Following The Formula
Human nature is such that we are tempted by formulas. Just give me the numbers, I'll plug them in, we'll get the answers. There are many reasons why following a formula is enticing. With a formula, I don't have to think, I can just do. With a formula, if I do this then I'll get the result I want. And, with a formula, I'm in control.
In all reality, when our babies are babies we ease into our days by following...formulas. Baby wakes, we change her diaper. With a fresh diaper, baby is ready to eat. After feasting, baby is ready for a snooze. Repeat three hours (or so) later, and so on and so forth. Fast forward a few years and we get into another routine with school and other daily activities. Follow the prescribed formula, achieve success. But at some point we need to realize that we need to think beyond the formula.
A formula may give you answers, but it can't give you heart. Even if you are disciplining a young child, you can't just follow a method if you want to help her at the heart-level. But, formulas are tempting. If I do 1 and add 1, then I'll always get 2, right?
When The Formula Is Wrong
I've homeschooled my children at some point during each of their educational experiences. Over the years, I have found that there are many plans to follow, rules to create (example: "The 21 Rules of This House"), things to do, things NOT to do...and there are many forerunners in home education who share their experiences in all of these areas. It is awful tempting to do the same things other moms did when we learn that their children became entrepreneurs at fourteen, graduated at sixteen, and started Harvard soon after. Or we want to follow the same devotions that family did when we learn that their child remained pure and devoted herself to her future groom and mission work. If I do what they did, I will get the same result...I think.
But, there will come a point when we can no longer direct our children which way to turn or make them choose the correct answer. They grow up. They want more and more independence (and this is right and good). They need practice making their own decisions. But, if we don't realize this then we will continue trying to make our children follow our formula. They will resist and we will become frustrated. The relationship will be strained to say the least.
Maybe worse would be if our children did not resist. Should our grown children continue following our formula, they will become stunted and unable to make their own decisions. (And maybe living in our basement playing video games until they're 50.)
The formula, though, is a lie. It woos us to believe that we just need to follow it and then we will receive our desired result. Want a Christian kid? Just follow the right steps and grown kid will love God. Maybe...and maybe not. In following a formula, we have forgotten one important thing:
GOD IS SOVEREIGN.

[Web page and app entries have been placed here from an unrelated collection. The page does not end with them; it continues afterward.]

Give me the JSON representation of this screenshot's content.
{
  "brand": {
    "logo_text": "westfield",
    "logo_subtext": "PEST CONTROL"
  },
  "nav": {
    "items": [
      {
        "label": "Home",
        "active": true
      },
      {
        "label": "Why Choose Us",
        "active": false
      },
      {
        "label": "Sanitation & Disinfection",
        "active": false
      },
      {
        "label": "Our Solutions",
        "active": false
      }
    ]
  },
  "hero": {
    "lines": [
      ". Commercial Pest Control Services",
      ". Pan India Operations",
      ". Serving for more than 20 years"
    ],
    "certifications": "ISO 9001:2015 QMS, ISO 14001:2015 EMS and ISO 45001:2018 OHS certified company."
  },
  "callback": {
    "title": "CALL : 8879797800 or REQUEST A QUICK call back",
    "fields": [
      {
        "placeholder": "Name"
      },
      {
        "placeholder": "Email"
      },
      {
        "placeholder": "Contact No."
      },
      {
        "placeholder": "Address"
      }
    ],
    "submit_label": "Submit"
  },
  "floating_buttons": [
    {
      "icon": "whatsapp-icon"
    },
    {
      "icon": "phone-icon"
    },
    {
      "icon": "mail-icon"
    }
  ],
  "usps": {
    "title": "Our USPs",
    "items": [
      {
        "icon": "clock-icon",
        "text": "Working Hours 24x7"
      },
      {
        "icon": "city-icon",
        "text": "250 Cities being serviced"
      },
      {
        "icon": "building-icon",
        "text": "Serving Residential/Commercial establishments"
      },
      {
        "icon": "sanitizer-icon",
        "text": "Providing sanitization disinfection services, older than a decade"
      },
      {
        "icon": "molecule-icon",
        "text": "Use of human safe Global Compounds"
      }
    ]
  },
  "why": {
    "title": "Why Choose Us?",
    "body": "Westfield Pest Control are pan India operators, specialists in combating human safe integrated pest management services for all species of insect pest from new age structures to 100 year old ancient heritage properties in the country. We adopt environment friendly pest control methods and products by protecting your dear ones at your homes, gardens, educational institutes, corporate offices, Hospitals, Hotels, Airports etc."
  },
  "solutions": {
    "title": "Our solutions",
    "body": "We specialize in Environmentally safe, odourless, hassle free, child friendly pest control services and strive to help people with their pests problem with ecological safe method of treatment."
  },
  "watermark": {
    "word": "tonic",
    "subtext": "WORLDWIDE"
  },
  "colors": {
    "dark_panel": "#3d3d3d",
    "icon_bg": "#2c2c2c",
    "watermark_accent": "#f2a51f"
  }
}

It is God who is at work in our hearts. He directs our paths. He draws our children to Himself. We must be faithful in parenting biblically (we need to know and understand the Word to do this), but we must submit to God's good plans for our children. This may mean that two godly couples parent their children in Christ-honoring ways (it goes without saying that they are all sinners who will make mistakes) but one family may have a child who rebels, while the other has a child who steadily loves the Lord. While I maintain that God is faithful to His covenant with His people, I have no idea how He will go about drawing the hearts of my children to Himself. This may mean our children need to experience some intense trials. Maybe they need to sin in big ways to see their utter need for a Savior.
Whatever it takes, however messy it gets, Lord, guide me in this big-kid parenting journey. And, no matter how much You deviate from my formula, may the result be that You grant my children hearts of flesh that are tender to You.
Maybe this is your prayer as well? What a great joy to know our children are walking in the truth!